Unexpectedly, IM2 made less of a political statement than the first one. One might argue that there were themes relating to the Cold War, which sets the movie as an indictment of American supremacy/arrogance. When our Russian villain, Whiplash says “Like all guilty men, you try to re-write your own history”, we are forced to look our own past and present actions as a country. Iron Man himself is framed as the well-meaning champion of a defunct ideology, supported by the catty political maneuverings of Stark, Justin Hammer, Senator Stern (Garry Schandling), and Nick Fury (Samuel L. Jackson).

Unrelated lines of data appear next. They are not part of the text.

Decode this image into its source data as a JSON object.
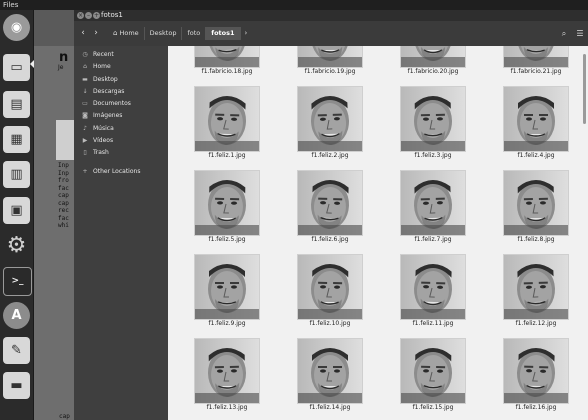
{
  "topbar": {
    "title": "Files"
  },
  "launcher": [
    {
      "name": "ubuntu-dash-icon",
      "glyph": "◉"
    },
    {
      "name": "files-app-icon",
      "glyph": "▭"
    },
    {
      "name": "document-viewer-icon",
      "glyph": "▤"
    },
    {
      "name": "spreadsheet-icon",
      "glyph": "▦"
    },
    {
      "name": "presentation-icon",
      "glyph": "▥"
    },
    {
      "name": "software-center-icon",
      "glyph": "▣"
    },
    {
      "name": "settings-gear-icon",
      "glyph": "⚙"
    },
    {
      "name": "terminal-icon",
      "glyph": ">_"
    },
    {
      "name": "updater-icon",
      "glyph": "A"
    },
    {
      "name": "text-editor-icon",
      "glyph": "✎"
    },
    {
      "name": "drive-icon",
      "glyph": "▬"
    }
  ],
  "background_terminal": {
    "title_fragment": "n",
    "subtitle_fragment": "Je",
    "lines": [
      "Inp",
      "Inp",
      "fro",
      "fac",
      "cap",
      "cap",
      "rec",
      "fac",
      "whi"
    ],
    "bottom_lines": [
      "cap",
      "cap"
    ]
  },
  "window": {
    "title": "fotos1",
    "breadcrumbs": [
      "Home",
      "Desktop",
      "foto",
      "fotos1"
    ],
    "current_crumb": "fotos1"
  },
  "sidebar": {
    "items": [
      {
        "label": "Recent",
        "icon": "clock-icon",
        "glyph": "◷"
      },
      {
        "label": "Home",
        "icon": "home-icon",
        "glyph": "⌂"
      },
      {
        "label": "Desktop",
        "icon": "folder-icon",
        "glyph": "▬"
      },
      {
        "label": "Descargas",
        "icon": "download-icon",
        "glyph": "↓"
      },
      {
        "label": "Documentos",
        "icon": "document-icon",
        "glyph": "▭"
      },
      {
        "label": "Imágenes",
        "icon": "camera-icon",
        "glyph": "◙"
      },
      {
        "label": "Música",
        "icon": "music-icon",
        "glyph": "♪"
      },
      {
        "label": "Vídeos",
        "icon": "video-icon",
        "glyph": "▶"
      },
      {
        "label": "Trash",
        "icon": "trash-icon",
        "glyph": "▯"
      }
    ],
    "other_locations": {
      "label": "Other Locations",
      "icon": "plus-icon",
      "glyph": "+"
    }
  },
  "files": [
    "f1.fabricio.18.jpg",
    "f1.fabricio.19.jpg",
    "f1.fabricio.20.jpg",
    "f1.fabricio.21.jpg",
    "f1.feliz.1.jpg",
    "f1.feliz.2.jpg",
    "f1.feliz.3.jpg",
    "f1.feliz.4.jpg",
    "f1.feliz.5.jpg",
    "f1.feliz.6.jpg",
    "f1.feliz.7.jpg",
    "f1.feliz.8.jpg",
    "f1.feliz.9.jpg",
    "f1.feliz.10.jpg",
    "f1.feliz.11.jpg",
    "f1.feliz.12.jpg",
    "f1.feliz.13.jpg",
    "f1.feliz.14.jpg",
    "f1.feliz.15.jpg",
    "f1.feliz.16.jpg"
  ]
}
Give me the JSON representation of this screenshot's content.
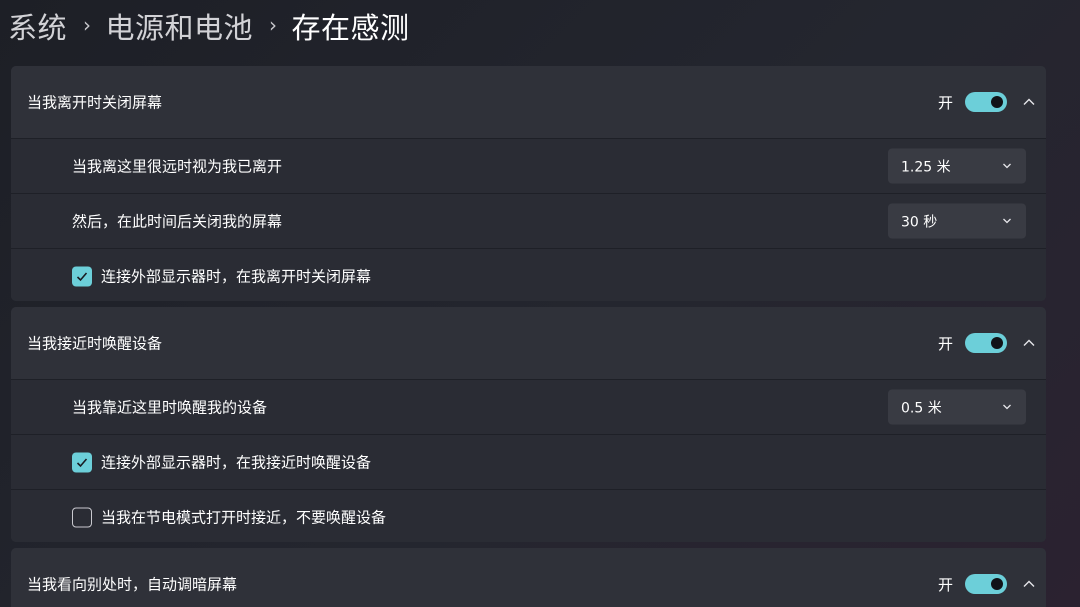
{
  "breadcrumb": {
    "items": [
      "系统",
      "电源和电池",
      "存在感测"
    ],
    "separator": "›"
  },
  "colors": {
    "accent": "#6ccfd9",
    "card_bg": "#2c2e36",
    "control_bg": "#393b43"
  },
  "sections": [
    {
      "title": "当我离开时关闭屏幕",
      "toggle_label": "开",
      "toggle_on": true,
      "rows": [
        {
          "type": "dropdown",
          "label": "当我离这里很远时视为我已离开",
          "value": "1.25 米"
        },
        {
          "type": "dropdown",
          "label": "然后，在此时间后关闭我的屏幕",
          "value": "30 秒"
        },
        {
          "type": "checkbox",
          "label": "连接外部显示器时，在我离开时关闭屏幕",
          "checked": true
        }
      ]
    },
    {
      "title": "当我接近时唤醒设备",
      "toggle_label": "开",
      "toggle_on": true,
      "rows": [
        {
          "type": "dropdown",
          "label": "当我靠近这里时唤醒我的设备",
          "value": "0.5 米"
        },
        {
          "type": "checkbox",
          "label": "连接外部显示器时，在我接近时唤醒设备",
          "checked": true
        },
        {
          "type": "checkbox",
          "label": "当我在节电模式打开时接近，不要唤醒设备",
          "checked": false
        }
      ]
    },
    {
      "title": "当我看向别处时，自动调暗屏幕",
      "toggle_label": "开",
      "toggle_on": true,
      "rows": []
    }
  ]
}
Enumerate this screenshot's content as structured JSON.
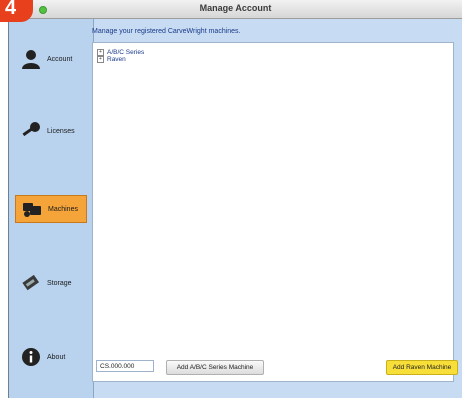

However, it did make a strong statement about the role of biased media in our current society. The idea of a win or a loss is not based on the results, but actually the media’s perception of the event as evidenced by the large presence of televisions and news teams throughout the film. Whiplash’s key line, “There will be blood in the water and the sharks will come. All I have to do is sit back and watch as the world consumes you”, emphasizes one of the key problems of our current political climate: the dependence of biased media for any sort of public knowledge or political movement.

Still, this lack of statement by no means affected the movie. It was a superhero movie. While Iron Man gave us a breath of fresh air, this follow-up felt much more like a traditional superhero film, which is not actually a bad thing. We got to see bigger action sequences where Tony Stark and his suit are working as one. Six months of practice added to his “textbook narcissism” have Tony functioning at 100%, which leads to some pretty awesome scenes that had the entire audience out of their seats and cheering.

Justin Thereaux rises to the challenge and emulated the writing of Iron Man while still making the movie his own. In turn, the actors give us characters we love and more importantly, characters we love to hate. Mickey Rourke joins the cast as Ivan Vanko, aka Whiplash, the son of an impoverished Soviet physicist who creates his own arc reactor-based weapon in order to exact vengeance on Tony Stark. Rourke takes his role to the next level with a body covered in tattoos, gold teeth and pet cockatoo. The only thing we wanted was more. Even though he may have had less twenty lines, every single one is quotable and whenever he’s onscreen, the audience cannot help, but stare in silent admiration of a man who completely steals the movie.

In this follow-up, it appears as if director, Jon Favreau is steering away from the comics that originated Iron Man. There was no reference to Tony Stark’s alcoholism, which manifests in the long-running storyline, “The Demon in the Bottle”. Even Ironman’s arch-rival, Mandarin, remains absent. Perhaps this is because Favreau is attempting to make this movie series based more on technological issues rather than supernatural. In the comic book series, Mandarin embodied magic (or mysticism) as it opposed to Iron Man’s science (or technology). At the time, this was a metaphor portraying the nation of Communist China as cryptic wizards against the enlightened science of the modern United States. However, this metaphor doesn’t actually work in today’s climate. Perhaps Iron Man 3 will delve into these issues, but as of yet, they remain unseen.

All in all, Jon Favreau followed up his unexpected success with a solid sequel that gives us everything we expected. Iron Man fans will not be disappointed, but rather excited for what is to come in the coming years. Rather than making a deep statement about our current society, Favreau chose to prepare us for Avengers. The introduction of the Black Widow (Scarlett Johansson) as well as the growing presence of Nick Fury all evidence what we should expect in 2012. Also, make sure you stay through the credits for one more look at what’s coming.